Abattoirs have about a week’s supply of gas. It’s a chain: We have constantly got pigs coming out of the breeding herd that need to go in homes. Those homes need to be emptied.

Stumbled on this on the news recently which got me thinking of a couple of my interests of late – systems, resilience and system of system approaches to identifying deep dependencies and potential unintended cascade failures of supply chains. What is a world in which rising gas prices potentially affect the availability of meat via several fertiliser farms having to shut down if not incredibly fragile. 

Leaving…

For The Sunday Muse Prompt #176:

**
When in the stillness
of the night, sleep
slips away, slowly –
my eyes heavy
with the weariness
of deferred respite –
I remember the road
from there to here,
how it turns
upon itself, snaking
this way and then that
and then disappears.

I remember that leaving
is for the living –
those who have learned
to gift the blessing
of forgiving
and forgetting
to the past.

Between Theorists and Empiricists

Image Source: Caleb Jones on Unsplash 

**

It seems to me that the central distinction in Malcolm Gladwell’s latest offering – Bomber Mafia – is that between theorists and empiricists. To boil it down to a binary choice is of course an oversimplification, but it is one that helps frame the difference between Hansell and Le May, the two figures from either camp who loom large in the book. At stake here, as it turns out, were the lives of hundreds of thousands of Japanese civilians who met a fiery fate in the aftermath of extensive fire bombings, topped off by the bombs on Hiroshima and Nagasaki. In Hansell, we have the theorist who believed against the evidence – or bad luck – that precision bombing was the way to execute a war that limited deaths. Le May on the other hand comes across as an empiricist who allowed the evidence lead him down the paths it did, albeit with disastrous outcomes for those concerned.

Outcomes and motivations differ for the theorist and the empiricist. The theorist is wholly concerned with what might be  possible – subject to the constraints of his/her field (eg  Theoretical Physicists who come up with all sorts of currently unfalsifiable claims ) – as opposed to the empiricist or experimentalist who is concerned with finding evidence to prove or disprove the grand, elegant notions of the theorist.
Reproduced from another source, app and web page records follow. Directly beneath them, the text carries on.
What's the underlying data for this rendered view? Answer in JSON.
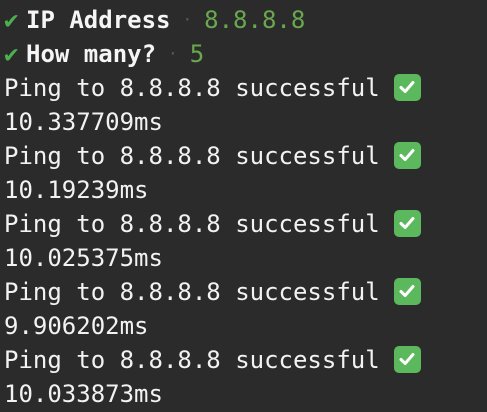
{
  "prompts": [
    {
      "question": "IP Address",
      "answer": "8.8.8.8",
      "separator": "·"
    },
    {
      "question": "How many?",
      "answer": "5",
      "separator": "·"
    }
  ],
  "check_symbol": "✔",
  "results": [
    {
      "message": "Ping to 8.8.8.8 successful",
      "latency": "10.337709ms",
      "status_icon": "check-mark-button-icon"
    },
    {
      "message": "Ping to 8.8.8.8 successful",
      "latency": "10.19239ms",
      "status_icon": "check-mark-button-icon"
    },
    {
      "message": "Ping to 8.8.8.8 successful",
      "latency": "10.025375ms",
      "status_icon": "check-mark-button-icon"
    },
    {
      "message": "Ping to 8.8.8.8 successful",
      "latency": "9.906202ms",
      "status_icon": "check-mark-button-icon"
    },
    {
      "message": "Ping to 8.8.8.8 successful",
      "latency": "10.033873ms",
      "status_icon": "check-mark-button-icon"
    }
  ],
  "colors": {
    "background": "#2b2b2b",
    "text": "#f2f2f2",
    "check": "#4caf50",
    "answer": "#6aa84f",
    "badge": "#5cb85c"
  }
}
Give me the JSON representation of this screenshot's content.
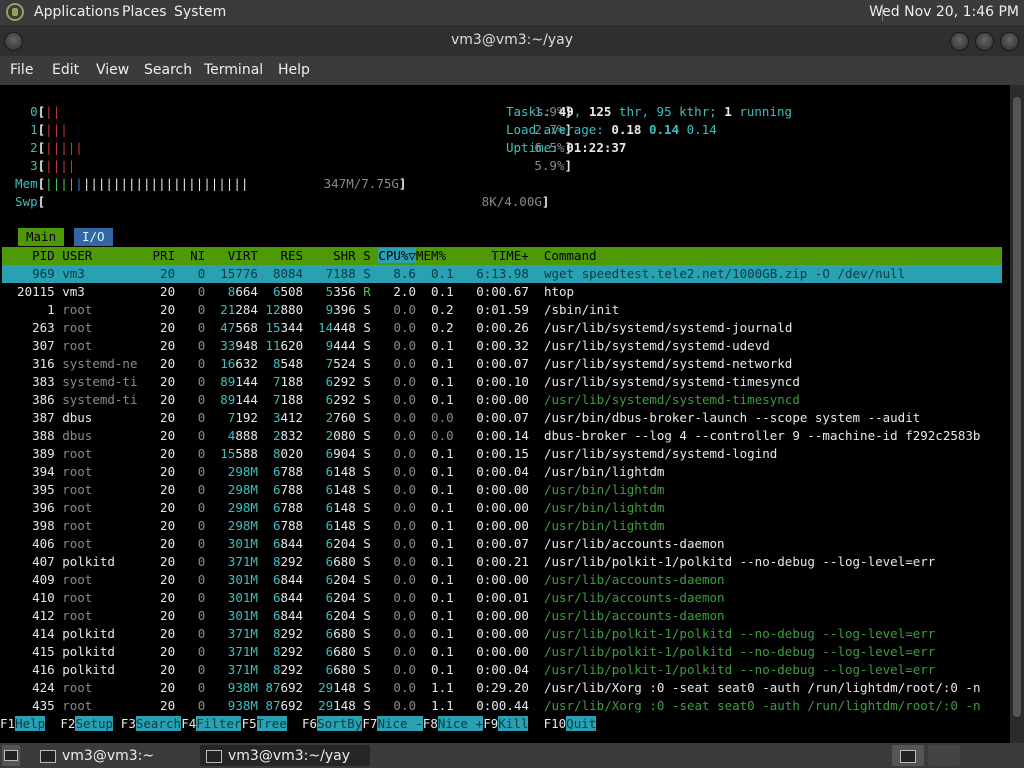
{
  "topbar": {
    "menus": [
      "Applications",
      "Places",
      "System"
    ],
    "clock": "Wed Nov 20,  1:46 PM"
  },
  "window": {
    "title": "vm3@vm3:~/yay"
  },
  "menubar": [
    "File",
    "Edit",
    "View",
    "Search",
    "Terminal",
    "Help"
  ],
  "htop": {
    "cpus": [
      {
        "id": "0",
        "bars": "||",
        "pct": "1.9%"
      },
      {
        "id": "1",
        "bars": "|||",
        "pct": "2.7%"
      },
      {
        "id": "2",
        "bars": "|||||",
        "pct": "6.5%"
      },
      {
        "id": "3",
        "bars": "||||",
        "pct": "5.9%"
      }
    ],
    "mem": {
      "label": "Mem",
      "bars_a": "||||",
      "bars_b": "||||||||||||||||||||||",
      "value": "347M/7.75G"
    },
    "swp": {
      "label": "Swp",
      "value": "8K/4.00G"
    },
    "tasks": {
      "label": "Tasks:",
      "count": "49",
      "thr": "125",
      "thr_label": "thr,",
      "kthr": "95 kthr;",
      "running": "1",
      "running_label": "running"
    },
    "load": {
      "label": "Load average:",
      "l1": "0.18",
      "l5": "0.14",
      "l15": "0.14"
    },
    "uptime": {
      "label": "Uptime:",
      "value": "01:22:37"
    },
    "tabs": [
      "Main",
      "I/O"
    ],
    "columns": {
      "pid": "PID",
      "user": "USER",
      "pri": "PRI",
      "ni": "NI",
      "virt": "VIRT",
      "res": "RES",
      "shr": "SHR",
      "s": "S",
      "cpu": "CPU%▽",
      "mem": "MEM%",
      "time": "TIME+",
      "cmd": "Command"
    },
    "processes": [
      {
        "pid": "969",
        "user": "vm3",
        "pri": "20",
        "ni": "0",
        "virt": "15776",
        "res": "8084",
        "shr": "7188",
        "s": "S",
        "cpu": "8.6",
        "mem": "0.1",
        "time": "6:13.98",
        "cmd": "wget speedtest.tele2.net/1000GB.zip -O /dev/null",
        "sel": true
      },
      {
        "pid": "20115",
        "user": "vm3",
        "pri": "20",
        "ni": "0",
        "virt": "8664",
        "res": "6508",
        "shr": "5356",
        "s": "R",
        "cpu": "2.0",
        "mem": "0.1",
        "time": "0:00.67",
        "cmd": "htop"
      },
      {
        "pid": "1",
        "user": "root",
        "pri": "20",
        "ni": "0",
        "virt": "21284",
        "res": "12880",
        "shr": "9396",
        "s": "S",
        "cpu": "0.0",
        "mem": "0.2",
        "time": "0:01.59",
        "cmd": "/sbin/init"
      },
      {
        "pid": "263",
        "user": "root",
        "pri": "20",
        "ni": "0",
        "virt": "47568",
        "res": "15344",
        "shr": "14448",
        "s": "S",
        "cpu": "0.0",
        "mem": "0.2",
        "time": "0:00.26",
        "cmd": "/usr/lib/systemd/systemd-journald"
      },
      {
        "pid": "307",
        "user": "root",
        "pri": "20",
        "ni": "0",
        "virt": "33948",
        "res": "11620",
        "shr": "9444",
        "s": "S",
        "cpu": "0.0",
        "mem": "0.1",
        "time": "0:00.32",
        "cmd": "/usr/lib/systemd/systemd-udevd"
      },
      {
        "pid": "316",
        "user": "systemd-ne",
        "pri": "20",
        "ni": "0",
        "virt": "16632",
        "res": "8548",
        "shr": "7524",
        "s": "S",
        "cpu": "0.0",
        "mem": "0.1",
        "time": "0:00.07",
        "cmd": "/usr/lib/systemd/systemd-networkd",
        "ugray": true
      },
      {
        "pid": "383",
        "user": "systemd-ti",
        "pri": "20",
        "ni": "0",
        "virt": "89144",
        "res": "7188",
        "shr": "6292",
        "s": "S",
        "cpu": "0.0",
        "mem": "0.1",
        "time": "0:00.10",
        "cmd": "/usr/lib/systemd/systemd-timesyncd",
        "ugray": true
      },
      {
        "pid": "386",
        "user": "systemd-ti",
        "pri": "20",
        "ni": "0",
        "virt": "89144",
        "res": "7188",
        "shr": "6292",
        "s": "S",
        "cpu": "0.0",
        "mem": "0.1",
        "time": "0:00.00",
        "cmd": "/usr/lib/systemd/systemd-timesyncd",
        "ugray": true,
        "thread": true
      },
      {
        "pid": "387",
        "user": "dbus",
        "pri": "20",
        "ni": "0",
        "virt": "7192",
        "res": "3412",
        "shr": "2760",
        "s": "S",
        "cpu": "0.0",
        "mem": "0.0",
        "time": "0:00.07",
        "cmd": "/usr/bin/dbus-broker-launch --scope system --audit"
      },
      {
        "pid": "388",
        "user": "dbus",
        "pri": "20",
        "ni": "0",
        "virt": "4888",
        "res": "2832",
        "shr": "2080",
        "s": "S",
        "cpu": "0.0",
        "mem": "0.0",
        "time": "0:00.14",
        "cmd": "dbus-broker --log 4 --controller 9 --machine-id f292c2583b",
        "ugray": true
      },
      {
        "pid": "389",
        "user": "root",
        "pri": "20",
        "ni": "0",
        "virt": "15588",
        "res": "8020",
        "shr": "6904",
        "s": "S",
        "cpu": "0.0",
        "mem": "0.1",
        "time": "0:00.15",
        "cmd": "/usr/lib/systemd/systemd-logind"
      },
      {
        "pid": "394",
        "user": "root",
        "pri": "20",
        "ni": "0",
        "virt": "298M",
        "res": "6788",
        "shr": "6148",
        "s": "S",
        "cpu": "0.0",
        "mem": "0.1",
        "time": "0:00.04",
        "cmd": "/usr/bin/lightdm"
      },
      {
        "pid": "395",
        "user": "root",
        "pri": "20",
        "ni": "0",
        "virt": "298M",
        "res": "6788",
        "shr": "6148",
        "s": "S",
        "cpu": "0.0",
        "mem": "0.1",
        "time": "0:00.00",
        "cmd": "/usr/bin/lightdm",
        "thread": true
      },
      {
        "pid": "396",
        "user": "root",
        "pri": "20",
        "ni": "0",
        "virt": "298M",
        "res": "6788",
        "shr": "6148",
        "s": "S",
        "cpu": "0.0",
        "mem": "0.1",
        "time": "0:00.00",
        "cmd": "/usr/bin/lightdm",
        "thread": true
      },
      {
        "pid": "398",
        "user": "root",
        "pri": "20",
        "ni": "0",
        "virt": "298M",
        "res": "6788",
        "shr": "6148",
        "s": "S",
        "cpu": "0.0",
        "mem": "0.1",
        "time": "0:00.00",
        "cmd": "/usr/bin/lightdm",
        "thread": true
      },
      {
        "pid": "406",
        "user": "root",
        "pri": "20",
        "ni": "0",
        "virt": "301M",
        "res": "6844",
        "shr": "6204",
        "s": "S",
        "cpu": "0.0",
        "mem": "0.1",
        "time": "0:00.07",
        "cmd": "/usr/lib/accounts-daemon"
      },
      {
        "pid": "407",
        "user": "polkitd",
        "pri": "20",
        "ni": "0",
        "virt": "371M",
        "res": "8292",
        "shr": "6680",
        "s": "S",
        "cpu": "0.0",
        "mem": "0.1",
        "time": "0:00.21",
        "cmd": "/usr/lib/polkit-1/polkitd --no-debug --log-level=err"
      },
      {
        "pid": "409",
        "user": "root",
        "pri": "20",
        "ni": "0",
        "virt": "301M",
        "res": "6844",
        "shr": "6204",
        "s": "S",
        "cpu": "0.0",
        "mem": "0.1",
        "time": "0:00.00",
        "cmd": "/usr/lib/accounts-daemon",
        "thread": true
      },
      {
        "pid": "410",
        "user": "root",
        "pri": "20",
        "ni": "0",
        "virt": "301M",
        "res": "6844",
        "shr": "6204",
        "s": "S",
        "cpu": "0.0",
        "mem": "0.1",
        "time": "0:00.01",
        "cmd": "/usr/lib/accounts-daemon",
        "thread": true
      },
      {
        "pid": "412",
        "user": "root",
        "pri": "20",
        "ni": "0",
        "virt": "301M",
        "res": "6844",
        "shr": "6204",
        "s": "S",
        "cpu": "0.0",
        "mem": "0.1",
        "time": "0:00.00",
        "cmd": "/usr/lib/accounts-daemon",
        "thread": true
      },
      {
        "pid": "414",
        "user": "polkitd",
        "pri": "20",
        "ni": "0",
        "virt": "371M",
        "res": "8292",
        "shr": "6680",
        "s": "S",
        "cpu": "0.0",
        "mem": "0.1",
        "time": "0:00.00",
        "cmd": "/usr/lib/polkit-1/polkitd --no-debug --log-level=err",
        "thread": true
      },
      {
        "pid": "415",
        "user": "polkitd",
        "pri": "20",
        "ni": "0",
        "virt": "371M",
        "res": "8292",
        "shr": "6680",
        "s": "S",
        "cpu": "0.0",
        "mem": "0.1",
        "time": "0:00.00",
        "cmd": "/usr/lib/polkit-1/polkitd --no-debug --log-level=err",
        "thread": true
      },
      {
        "pid": "416",
        "user": "polkitd",
        "pri": "20",
        "ni": "0",
        "virt": "371M",
        "res": "8292",
        "shr": "6680",
        "s": "S",
        "cpu": "0.0",
        "mem": "0.1",
        "time": "0:00.04",
        "cmd": "/usr/lib/polkit-1/polkitd --no-debug --log-level=err",
        "thread": true
      },
      {
        "pid": "424",
        "user": "root",
        "pri": "20",
        "ni": "0",
        "virt": "938M",
        "res": "87692",
        "shr": "29148",
        "s": "S",
        "cpu": "0.0",
        "mem": "1.1",
        "time": "0:29.20",
        "cmd": "/usr/lib/Xorg :0 -seat seat0 -auth /run/lightdm/root/:0 -n"
      },
      {
        "pid": "435",
        "user": "root",
        "pri": "20",
        "ni": "0",
        "virt": "938M",
        "res": "87692",
        "shr": "29148",
        "s": "S",
        "cpu": "0.0",
        "mem": "1.1",
        "time": "0:00.44",
        "cmd": "/usr/lib/Xorg :0 -seat seat0 -auth /run/lightdm/root/:0 -n",
        "thread": true
      }
    ],
    "fkeys": [
      {
        "k": "F1",
        "l": "Help  "
      },
      {
        "k": "F2",
        "l": "Setup "
      },
      {
        "k": "F3",
        "l": "Search"
      },
      {
        "k": "F4",
        "l": "Filter"
      },
      {
        "k": "F5",
        "l": "Tree  "
      },
      {
        "k": "F6",
        "l": "SortBy"
      },
      {
        "k": "F7",
        "l": "Nice -"
      },
      {
        "k": "F8",
        "l": "Nice +"
      },
      {
        "k": "F9",
        "l": "Kill  "
      },
      {
        "k": "F10",
        "l": "Quit                                                      "
      }
    ]
  },
  "taskbar": {
    "items": [
      "vm3@vm3:~",
      "vm3@vm3:~/yay"
    ]
  },
  "colors": {
    "panel": "#3b3b3b",
    "header_green": "#4e9a06",
    "selection_cyan": "#2aa1b3",
    "tab_blue": "#3465a4"
  }
}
If one accepts that the empiricist follows the evidence down a path that leads to a real world impact and desirable outcomes, there looms the question of what constitutes a good outcome. Is the loss of thousands of lives a good outcome if they are the lives of the enemy/ the other rather than ours? Is a good outcome measured in monetary terms, or is there a way to value non-physical outcomes? These are questions I do not think the theorist worries about too much, existing – at least to me – in that rarefied space of thought.

As I plod along, firmly ensconced in mid-career engineering, these distinctions are ones that weigh heavy on my mind, as they have the potential to inform what steps I take next. I am truly at a cross roads of sort  – the question being whether I follow the head into theory or the heart into real world applications.